Up at dawn a few days ago with the beginning of a nasty cold. Head full of porridgy mucous, sore throat, headache. Temptation to stay in bed was extreme.
Dragged self out onto moor. Not a breath of wind. Humid and warm. Midges descending in relentless waves. Herd of 15 or so large fallow bucks about 1km off, over almost completely open ground. Over the next hour and a half, very slowly picked away through scraps of dead ground, frequently slithering on belly through the heather. Sweating profusely and desperately trying not to cough. Throughout, bucks gently drifting nearer boundary wall.
Eventually within 300 yards, behind small lip of ground. Too far. Flat on belly, head down, inched forward, first through heather, then onto grazed sward with almost no cover at all. Heads start to come up and peer, each time a little longer. A few bucks start to move with more urgency. Minutes spent lying dead still, face into turf, 'hiding' behind thistle clumps. Make it to about 220 yards. Enough - any more and they will bolt.
Agonisingly slowly, set rifle out on bipod. Bucks all moving now. Search one out that is still stationary, but for a second. No time to think anymore - take the shot.
Hear the comforting thock as shot strikes, and bucks break in all directions. View obscured for a second. Don't see one go down. Heart sinks. Herd gathers and bolts. Frantically track looking for a limper or a straggler. No sign. They vanish.

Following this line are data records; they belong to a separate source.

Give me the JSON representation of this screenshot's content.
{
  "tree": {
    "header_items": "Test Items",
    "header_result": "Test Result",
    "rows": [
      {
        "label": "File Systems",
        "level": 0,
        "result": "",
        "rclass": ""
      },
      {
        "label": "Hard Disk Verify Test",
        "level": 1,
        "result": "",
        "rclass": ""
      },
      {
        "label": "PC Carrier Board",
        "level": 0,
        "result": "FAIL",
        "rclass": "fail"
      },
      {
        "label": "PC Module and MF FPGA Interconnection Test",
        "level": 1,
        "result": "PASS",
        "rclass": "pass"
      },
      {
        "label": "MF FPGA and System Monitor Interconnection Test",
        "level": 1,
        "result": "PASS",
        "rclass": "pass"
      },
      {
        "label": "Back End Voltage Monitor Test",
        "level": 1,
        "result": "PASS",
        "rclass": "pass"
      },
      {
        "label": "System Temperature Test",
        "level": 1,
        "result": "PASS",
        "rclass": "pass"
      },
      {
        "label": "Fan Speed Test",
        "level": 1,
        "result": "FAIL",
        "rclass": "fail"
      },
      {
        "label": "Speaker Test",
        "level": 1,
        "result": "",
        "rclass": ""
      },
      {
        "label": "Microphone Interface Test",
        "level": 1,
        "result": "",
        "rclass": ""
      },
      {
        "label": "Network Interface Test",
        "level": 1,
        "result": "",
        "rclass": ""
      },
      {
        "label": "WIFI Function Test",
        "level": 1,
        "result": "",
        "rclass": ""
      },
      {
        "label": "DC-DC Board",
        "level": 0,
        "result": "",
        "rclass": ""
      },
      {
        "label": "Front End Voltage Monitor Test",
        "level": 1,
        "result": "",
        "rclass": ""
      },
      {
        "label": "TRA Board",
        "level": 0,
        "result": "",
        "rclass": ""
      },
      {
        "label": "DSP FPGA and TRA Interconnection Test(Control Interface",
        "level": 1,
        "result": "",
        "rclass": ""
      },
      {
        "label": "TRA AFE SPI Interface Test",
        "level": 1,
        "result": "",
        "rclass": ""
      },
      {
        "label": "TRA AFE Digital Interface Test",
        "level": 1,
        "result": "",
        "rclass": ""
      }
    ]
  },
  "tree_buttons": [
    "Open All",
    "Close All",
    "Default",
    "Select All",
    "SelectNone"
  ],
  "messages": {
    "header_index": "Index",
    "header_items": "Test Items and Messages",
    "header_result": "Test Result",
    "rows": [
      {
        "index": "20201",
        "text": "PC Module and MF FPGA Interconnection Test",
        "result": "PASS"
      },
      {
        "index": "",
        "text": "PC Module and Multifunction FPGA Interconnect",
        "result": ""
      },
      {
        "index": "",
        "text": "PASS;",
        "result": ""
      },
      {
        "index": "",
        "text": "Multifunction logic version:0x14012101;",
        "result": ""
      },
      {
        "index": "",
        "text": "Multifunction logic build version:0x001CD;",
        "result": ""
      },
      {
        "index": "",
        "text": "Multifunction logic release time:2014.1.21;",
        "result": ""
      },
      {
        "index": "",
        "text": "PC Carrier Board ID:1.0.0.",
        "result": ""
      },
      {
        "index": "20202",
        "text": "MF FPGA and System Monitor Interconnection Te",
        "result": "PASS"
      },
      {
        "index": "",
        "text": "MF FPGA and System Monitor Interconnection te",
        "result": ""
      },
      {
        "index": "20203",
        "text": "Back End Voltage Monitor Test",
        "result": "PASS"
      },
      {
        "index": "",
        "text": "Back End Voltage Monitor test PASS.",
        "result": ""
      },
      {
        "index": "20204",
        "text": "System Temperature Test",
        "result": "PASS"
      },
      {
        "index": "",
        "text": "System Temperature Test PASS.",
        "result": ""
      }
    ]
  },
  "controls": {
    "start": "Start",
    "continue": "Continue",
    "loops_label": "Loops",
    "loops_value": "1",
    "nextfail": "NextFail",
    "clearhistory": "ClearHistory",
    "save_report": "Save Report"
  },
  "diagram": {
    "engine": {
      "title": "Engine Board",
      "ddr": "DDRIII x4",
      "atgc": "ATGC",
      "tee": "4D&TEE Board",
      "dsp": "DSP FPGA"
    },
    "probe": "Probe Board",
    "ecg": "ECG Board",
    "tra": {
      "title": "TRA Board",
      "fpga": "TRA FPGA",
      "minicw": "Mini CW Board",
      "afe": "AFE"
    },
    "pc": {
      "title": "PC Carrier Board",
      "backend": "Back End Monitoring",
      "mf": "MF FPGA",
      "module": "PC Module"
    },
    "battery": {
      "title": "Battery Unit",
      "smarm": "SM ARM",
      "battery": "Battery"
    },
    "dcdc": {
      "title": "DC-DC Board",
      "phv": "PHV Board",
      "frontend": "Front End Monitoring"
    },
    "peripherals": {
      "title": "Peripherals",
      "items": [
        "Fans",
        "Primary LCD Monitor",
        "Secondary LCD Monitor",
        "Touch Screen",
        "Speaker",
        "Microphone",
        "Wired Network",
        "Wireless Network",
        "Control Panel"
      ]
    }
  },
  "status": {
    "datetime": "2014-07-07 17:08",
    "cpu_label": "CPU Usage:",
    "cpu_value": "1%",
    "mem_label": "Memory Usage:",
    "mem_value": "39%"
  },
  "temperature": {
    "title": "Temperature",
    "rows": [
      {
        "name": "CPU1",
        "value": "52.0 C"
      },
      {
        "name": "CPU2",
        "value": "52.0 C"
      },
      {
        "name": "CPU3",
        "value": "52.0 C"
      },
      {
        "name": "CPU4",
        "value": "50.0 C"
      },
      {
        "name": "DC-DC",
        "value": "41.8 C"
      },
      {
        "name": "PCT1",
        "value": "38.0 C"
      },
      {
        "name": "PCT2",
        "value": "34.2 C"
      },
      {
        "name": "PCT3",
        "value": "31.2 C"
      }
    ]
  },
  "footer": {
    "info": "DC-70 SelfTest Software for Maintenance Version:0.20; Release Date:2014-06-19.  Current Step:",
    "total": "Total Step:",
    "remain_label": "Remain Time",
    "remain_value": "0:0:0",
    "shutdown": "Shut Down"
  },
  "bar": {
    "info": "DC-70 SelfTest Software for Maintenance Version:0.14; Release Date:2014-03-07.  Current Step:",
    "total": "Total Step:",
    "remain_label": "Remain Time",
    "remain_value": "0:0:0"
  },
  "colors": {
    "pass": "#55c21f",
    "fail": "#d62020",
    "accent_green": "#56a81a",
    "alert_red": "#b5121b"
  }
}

Turn back to where herd had been. Strain through eyepiece for a sign of a corpse - anything. Nothing. Leaden feeling of dejection. Stand and stretch, resigning self for long follow up. A flicker out of the corner of my eye - a leg, shivering in the heather, and then still. Stare at the spot, not taking eyes of it. Walk forward, stumbling through unseen snags.
And there he was - dead where he had stood. My first adult fallow buck.
The brutal drag back and the endless midges are another story all together...